Our first stop was Manaure and its salt production site. After having seen the Zipaquirá salt mine, one thing was clear: salt is one natural resource Colombians do not lack for.
Until the 90’s, the salt production was under the administration of the state or state- owned companies. In 1991, an agreement was reached which would allow the Wayúu to benefit from the earnings generated by the exploitation and commercialization of the salt on their territory. But the government never complied with what had been promised. In the years 2000, the agreement was renewed but with no greater success. Apparently, the Wayúu are still not getting the part that is their due.
In the meantime, production has increased dramatically.
We also made a stop in Uribia, the indigenes’ capital of Colombia. Though lost in the desert, it is home to 150.000 people.
La Guajira is not as touristy as many other regions of Colombia but there are jeeps like ours crossing it every day. Nevertheless, we very much felt as if we were the attraction of the day, as a group of children gathered around us. They were staring at us, giggling, but not really daring to talk to us. Until, slowly, confidence was installed. I took some pictures of them and let them have a look on the camera’s screen.
One of the kids, apparently not much interested in all the fuss that was going on, carelessly sat down next to Dorine. I asked him a few questions. His name was Micael and he was 6 years old. And he didn’t like school. But not much more than that came out of his mouth. Until he asked Dorine if he could have a sip from her bottle of Ice Tea. My friend handed it over to him. And, two minutes later, speechlessly watched him putting it away in his own backpack. The look on Dorine’s face just made my day. “I guess I’ll just have to buy another one, then!”

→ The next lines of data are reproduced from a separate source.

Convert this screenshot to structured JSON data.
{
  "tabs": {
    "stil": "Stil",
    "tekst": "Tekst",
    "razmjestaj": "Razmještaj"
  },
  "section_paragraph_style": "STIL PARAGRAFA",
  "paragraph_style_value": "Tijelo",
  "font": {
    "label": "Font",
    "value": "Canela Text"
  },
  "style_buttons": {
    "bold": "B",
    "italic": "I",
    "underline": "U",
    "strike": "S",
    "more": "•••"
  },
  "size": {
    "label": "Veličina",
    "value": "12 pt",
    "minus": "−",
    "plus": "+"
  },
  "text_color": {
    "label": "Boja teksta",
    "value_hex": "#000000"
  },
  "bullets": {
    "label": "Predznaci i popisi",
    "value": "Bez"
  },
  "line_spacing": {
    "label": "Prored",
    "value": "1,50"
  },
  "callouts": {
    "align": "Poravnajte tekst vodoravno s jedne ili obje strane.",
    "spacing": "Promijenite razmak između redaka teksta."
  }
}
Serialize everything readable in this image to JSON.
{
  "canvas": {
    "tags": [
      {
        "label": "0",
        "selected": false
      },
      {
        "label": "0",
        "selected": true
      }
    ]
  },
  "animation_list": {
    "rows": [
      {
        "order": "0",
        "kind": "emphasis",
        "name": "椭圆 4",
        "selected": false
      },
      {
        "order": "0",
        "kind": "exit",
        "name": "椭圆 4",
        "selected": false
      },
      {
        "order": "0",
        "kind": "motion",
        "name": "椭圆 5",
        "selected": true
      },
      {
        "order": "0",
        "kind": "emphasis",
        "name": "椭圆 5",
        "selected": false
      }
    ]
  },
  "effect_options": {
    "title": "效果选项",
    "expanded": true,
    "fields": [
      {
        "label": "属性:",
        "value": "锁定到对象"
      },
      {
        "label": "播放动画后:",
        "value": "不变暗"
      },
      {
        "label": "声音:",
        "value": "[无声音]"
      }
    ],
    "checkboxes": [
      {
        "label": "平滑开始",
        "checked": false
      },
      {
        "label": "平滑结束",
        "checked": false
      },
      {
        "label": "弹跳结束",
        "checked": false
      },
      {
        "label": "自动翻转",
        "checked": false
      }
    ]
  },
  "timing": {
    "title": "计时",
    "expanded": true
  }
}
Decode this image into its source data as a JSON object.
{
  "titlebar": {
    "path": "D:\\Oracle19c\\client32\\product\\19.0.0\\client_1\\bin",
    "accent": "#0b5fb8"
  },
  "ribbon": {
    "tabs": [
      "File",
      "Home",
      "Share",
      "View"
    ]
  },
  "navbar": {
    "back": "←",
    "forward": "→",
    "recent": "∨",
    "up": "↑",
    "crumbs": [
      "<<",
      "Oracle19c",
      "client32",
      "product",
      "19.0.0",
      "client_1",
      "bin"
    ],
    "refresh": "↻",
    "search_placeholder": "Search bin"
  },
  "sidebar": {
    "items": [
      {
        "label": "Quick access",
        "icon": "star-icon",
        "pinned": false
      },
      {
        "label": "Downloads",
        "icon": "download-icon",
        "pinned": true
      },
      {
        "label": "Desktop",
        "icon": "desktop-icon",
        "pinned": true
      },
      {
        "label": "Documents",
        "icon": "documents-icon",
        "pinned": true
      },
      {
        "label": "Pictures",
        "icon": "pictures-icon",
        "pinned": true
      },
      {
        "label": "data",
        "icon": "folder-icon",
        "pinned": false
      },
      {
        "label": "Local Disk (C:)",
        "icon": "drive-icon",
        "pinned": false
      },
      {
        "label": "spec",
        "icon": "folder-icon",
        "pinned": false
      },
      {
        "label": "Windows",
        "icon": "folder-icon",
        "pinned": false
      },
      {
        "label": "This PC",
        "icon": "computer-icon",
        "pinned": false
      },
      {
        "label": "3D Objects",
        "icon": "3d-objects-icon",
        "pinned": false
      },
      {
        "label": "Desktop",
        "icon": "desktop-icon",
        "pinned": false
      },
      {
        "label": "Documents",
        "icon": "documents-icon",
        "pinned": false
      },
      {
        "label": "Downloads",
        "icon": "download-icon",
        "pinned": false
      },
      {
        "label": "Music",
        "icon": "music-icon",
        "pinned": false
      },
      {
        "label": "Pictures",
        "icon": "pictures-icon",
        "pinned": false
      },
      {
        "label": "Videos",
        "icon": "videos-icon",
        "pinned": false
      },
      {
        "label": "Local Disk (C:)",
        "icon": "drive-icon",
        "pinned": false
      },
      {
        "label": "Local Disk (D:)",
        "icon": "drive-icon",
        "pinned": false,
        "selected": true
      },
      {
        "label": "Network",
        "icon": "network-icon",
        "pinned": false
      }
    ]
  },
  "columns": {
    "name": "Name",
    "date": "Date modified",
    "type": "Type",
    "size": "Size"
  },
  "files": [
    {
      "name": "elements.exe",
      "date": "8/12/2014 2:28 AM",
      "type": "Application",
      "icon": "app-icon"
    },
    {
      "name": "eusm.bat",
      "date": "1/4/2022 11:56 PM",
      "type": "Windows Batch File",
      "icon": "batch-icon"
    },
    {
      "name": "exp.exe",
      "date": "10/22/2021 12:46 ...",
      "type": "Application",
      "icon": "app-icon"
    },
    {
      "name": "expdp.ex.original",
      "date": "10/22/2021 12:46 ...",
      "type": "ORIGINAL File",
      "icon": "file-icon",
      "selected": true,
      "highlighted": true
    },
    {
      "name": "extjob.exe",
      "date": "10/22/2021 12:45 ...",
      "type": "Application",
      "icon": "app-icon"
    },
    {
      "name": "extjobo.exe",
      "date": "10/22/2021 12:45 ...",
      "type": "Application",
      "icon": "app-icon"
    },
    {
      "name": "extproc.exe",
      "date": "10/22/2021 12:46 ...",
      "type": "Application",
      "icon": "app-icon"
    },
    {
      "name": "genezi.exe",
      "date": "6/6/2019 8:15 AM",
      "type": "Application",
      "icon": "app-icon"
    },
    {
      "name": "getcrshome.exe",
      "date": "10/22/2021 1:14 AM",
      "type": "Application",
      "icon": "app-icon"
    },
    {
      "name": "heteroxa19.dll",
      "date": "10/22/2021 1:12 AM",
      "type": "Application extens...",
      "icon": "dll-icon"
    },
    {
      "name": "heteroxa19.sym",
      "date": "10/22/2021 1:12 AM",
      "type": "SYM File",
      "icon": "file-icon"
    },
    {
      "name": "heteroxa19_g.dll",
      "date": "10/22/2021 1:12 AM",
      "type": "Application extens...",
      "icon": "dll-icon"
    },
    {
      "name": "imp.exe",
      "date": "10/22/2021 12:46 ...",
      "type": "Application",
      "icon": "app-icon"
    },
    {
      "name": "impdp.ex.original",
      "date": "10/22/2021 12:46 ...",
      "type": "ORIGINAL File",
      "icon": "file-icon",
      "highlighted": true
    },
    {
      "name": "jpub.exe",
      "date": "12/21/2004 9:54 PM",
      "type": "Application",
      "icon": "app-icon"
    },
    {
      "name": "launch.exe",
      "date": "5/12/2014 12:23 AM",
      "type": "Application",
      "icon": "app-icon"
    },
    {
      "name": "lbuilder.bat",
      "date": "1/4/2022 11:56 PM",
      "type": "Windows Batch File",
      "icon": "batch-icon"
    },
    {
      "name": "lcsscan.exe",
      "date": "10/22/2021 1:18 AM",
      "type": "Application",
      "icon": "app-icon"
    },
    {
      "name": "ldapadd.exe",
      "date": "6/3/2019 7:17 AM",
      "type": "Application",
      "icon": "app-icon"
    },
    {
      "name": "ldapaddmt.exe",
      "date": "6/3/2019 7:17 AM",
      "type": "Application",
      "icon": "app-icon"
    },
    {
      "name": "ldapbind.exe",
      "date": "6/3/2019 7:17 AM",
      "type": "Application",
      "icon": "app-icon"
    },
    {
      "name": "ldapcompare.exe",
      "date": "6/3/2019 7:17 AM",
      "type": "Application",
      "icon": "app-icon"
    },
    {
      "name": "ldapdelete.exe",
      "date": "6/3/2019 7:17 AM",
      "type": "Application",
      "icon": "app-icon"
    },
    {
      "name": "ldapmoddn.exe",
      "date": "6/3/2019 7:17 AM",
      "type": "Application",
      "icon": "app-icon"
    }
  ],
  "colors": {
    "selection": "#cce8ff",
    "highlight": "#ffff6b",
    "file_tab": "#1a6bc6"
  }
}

I was intrigued by the religious beliefs of the people living there. South America in general, and Colombia in particular, is very catholic. But, at the same time, there is some kind of mix with other practices. African, on the one hand – like the quinamba in Brasil and Uruguay, which I have been writing about previously – but also, of course, indigenous. When I asked Emilio about the religion of the Wayúu, I got a little confused: the women are catholic but the men are evangelic. I was taken aback. Why would men and women of a same community not share a same religion? “If men were catholic, they wouldn’t be allowed to have more than one wife”. Ah. Well. Of course. Makes sense. I guess. Or does it? I was a little lost. I didn’t expect to be faced with polygamy here in Colombia. And the fact that they adopt a religion but, somehow, make their shopping amongst the different options available to adapt it to their customs and needs… Puzzling. Emilio himself has two spouses. Who are not living in the same village. He is really living with one. And, somehow, most of his kids are living with the other. I had to let the information sink in. But I’m definitely not done with the thematic of beliefs.
After a stop in another village, we made it to Cabo de la Vela, where we were going to spend the night. The place is known to be a kite-surfers’ paradise. As we arrived in the 4×4, we saw a small group of tourists and Dorine and I spontaneously and simultaneously shouted out “Hey! That’s Alex!” Another route but the same destination. Which was funny because the plans he had told us about sounded quite different. No time to stop and say hi just then. Hopefully we would be able to catch up later on.
We first went for a walk to a view point allowing us to take a full grasp of the contrast between the desert on the one hand, and the sea on the other hand. In hopes of getting a little relief from the heat, we then splashed in the water on the amazing beach nearby. The day wasn’t over yet. There was still plenty of time for more surprises. A beach where hundreds of pelicans were diving into the water to get some fish. And a beautiful sunset admired from the lighthouse.
During dinner time, two of the French guys, who had gone to buy cigarettes, came back to tell us they had had an interesting conversation with a compatriot, who had given them a few tips about Peru. That was our guy: Alex. We went by the shop, where he and his new travel companions were still having a drink, shared a few ones with them and heard the story of how he had ended up there. It wouldn’t be the last time our paths crossed .
The lights at the hotel, as in the rest of the village, went out at 22.00 and we went to bed. “Bed” being a hammock. In a room with no windows, facing the Caribbean Sea. And no mosquitoes this time. I gave my hammock an impulse, so that it would swing, and fell asleep, rocked by the soothing movement and lulled by the sound of the waves gently crashing on the beach.